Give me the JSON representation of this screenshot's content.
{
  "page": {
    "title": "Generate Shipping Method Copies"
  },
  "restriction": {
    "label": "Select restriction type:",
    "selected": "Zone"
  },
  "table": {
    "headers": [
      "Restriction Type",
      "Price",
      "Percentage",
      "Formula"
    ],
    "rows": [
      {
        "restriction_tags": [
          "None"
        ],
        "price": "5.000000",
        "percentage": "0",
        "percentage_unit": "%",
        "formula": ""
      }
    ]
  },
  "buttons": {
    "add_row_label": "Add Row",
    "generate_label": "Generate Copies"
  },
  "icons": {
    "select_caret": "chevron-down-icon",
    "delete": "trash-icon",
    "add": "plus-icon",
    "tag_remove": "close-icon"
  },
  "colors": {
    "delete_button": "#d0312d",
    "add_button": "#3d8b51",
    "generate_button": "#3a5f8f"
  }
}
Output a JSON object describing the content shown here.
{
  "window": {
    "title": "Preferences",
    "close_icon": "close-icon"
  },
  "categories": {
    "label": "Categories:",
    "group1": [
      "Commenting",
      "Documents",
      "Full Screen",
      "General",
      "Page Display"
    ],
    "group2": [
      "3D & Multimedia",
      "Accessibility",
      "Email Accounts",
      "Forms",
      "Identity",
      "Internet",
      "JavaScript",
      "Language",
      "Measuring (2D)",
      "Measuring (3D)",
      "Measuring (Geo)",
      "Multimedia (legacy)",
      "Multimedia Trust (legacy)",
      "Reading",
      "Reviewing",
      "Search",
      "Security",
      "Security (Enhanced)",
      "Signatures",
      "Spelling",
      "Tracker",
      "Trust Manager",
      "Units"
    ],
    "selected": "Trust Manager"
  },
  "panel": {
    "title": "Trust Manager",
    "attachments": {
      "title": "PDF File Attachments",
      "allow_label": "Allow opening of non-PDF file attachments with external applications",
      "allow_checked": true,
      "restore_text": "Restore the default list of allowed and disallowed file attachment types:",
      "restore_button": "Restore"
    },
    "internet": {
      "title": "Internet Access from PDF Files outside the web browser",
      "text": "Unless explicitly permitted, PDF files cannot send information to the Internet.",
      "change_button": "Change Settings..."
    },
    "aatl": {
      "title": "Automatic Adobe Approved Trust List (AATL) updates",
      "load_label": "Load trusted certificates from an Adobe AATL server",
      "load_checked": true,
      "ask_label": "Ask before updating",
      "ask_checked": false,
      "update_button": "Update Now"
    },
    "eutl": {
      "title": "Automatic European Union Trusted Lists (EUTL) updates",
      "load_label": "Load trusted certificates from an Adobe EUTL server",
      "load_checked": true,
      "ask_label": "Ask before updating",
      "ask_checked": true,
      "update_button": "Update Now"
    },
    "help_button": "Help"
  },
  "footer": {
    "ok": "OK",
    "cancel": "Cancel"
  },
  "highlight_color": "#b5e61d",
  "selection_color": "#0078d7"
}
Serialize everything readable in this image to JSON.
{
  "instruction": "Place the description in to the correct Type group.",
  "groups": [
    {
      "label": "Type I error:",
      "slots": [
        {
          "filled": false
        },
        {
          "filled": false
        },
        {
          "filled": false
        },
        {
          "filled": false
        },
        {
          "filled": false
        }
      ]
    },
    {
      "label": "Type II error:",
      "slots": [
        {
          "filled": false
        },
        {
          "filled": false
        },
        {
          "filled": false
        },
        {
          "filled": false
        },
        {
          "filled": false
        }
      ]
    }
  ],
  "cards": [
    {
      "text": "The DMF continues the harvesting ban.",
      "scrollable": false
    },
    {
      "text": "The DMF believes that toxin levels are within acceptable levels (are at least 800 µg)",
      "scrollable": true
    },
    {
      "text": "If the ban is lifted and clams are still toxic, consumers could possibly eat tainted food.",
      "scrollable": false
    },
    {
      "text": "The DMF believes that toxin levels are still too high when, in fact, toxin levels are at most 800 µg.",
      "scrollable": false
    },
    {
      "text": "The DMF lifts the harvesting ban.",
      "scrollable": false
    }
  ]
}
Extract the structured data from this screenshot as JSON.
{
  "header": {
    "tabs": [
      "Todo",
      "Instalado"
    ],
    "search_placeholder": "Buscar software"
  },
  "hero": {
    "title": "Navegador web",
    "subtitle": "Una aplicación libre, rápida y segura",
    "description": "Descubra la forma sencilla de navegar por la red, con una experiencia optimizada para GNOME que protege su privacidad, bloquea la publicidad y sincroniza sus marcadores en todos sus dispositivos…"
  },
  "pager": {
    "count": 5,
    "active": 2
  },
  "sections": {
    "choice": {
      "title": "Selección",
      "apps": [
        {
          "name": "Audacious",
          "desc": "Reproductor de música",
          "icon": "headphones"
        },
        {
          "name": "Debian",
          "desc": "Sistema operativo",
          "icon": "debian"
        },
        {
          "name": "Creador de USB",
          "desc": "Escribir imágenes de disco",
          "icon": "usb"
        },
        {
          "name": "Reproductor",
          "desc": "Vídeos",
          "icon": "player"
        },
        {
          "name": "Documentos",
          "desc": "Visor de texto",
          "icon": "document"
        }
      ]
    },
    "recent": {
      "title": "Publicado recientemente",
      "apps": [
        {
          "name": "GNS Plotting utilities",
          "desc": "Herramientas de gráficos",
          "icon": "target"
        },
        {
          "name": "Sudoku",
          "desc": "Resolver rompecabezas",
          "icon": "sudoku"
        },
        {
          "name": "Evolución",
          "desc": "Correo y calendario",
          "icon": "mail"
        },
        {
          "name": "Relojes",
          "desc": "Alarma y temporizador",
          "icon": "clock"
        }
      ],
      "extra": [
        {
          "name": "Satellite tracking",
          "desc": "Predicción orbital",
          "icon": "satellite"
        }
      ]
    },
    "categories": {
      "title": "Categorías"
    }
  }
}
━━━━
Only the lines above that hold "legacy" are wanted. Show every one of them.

_Answer space_
      "Multimedia (legacy)",
      "Multimedia Trust (legacy)",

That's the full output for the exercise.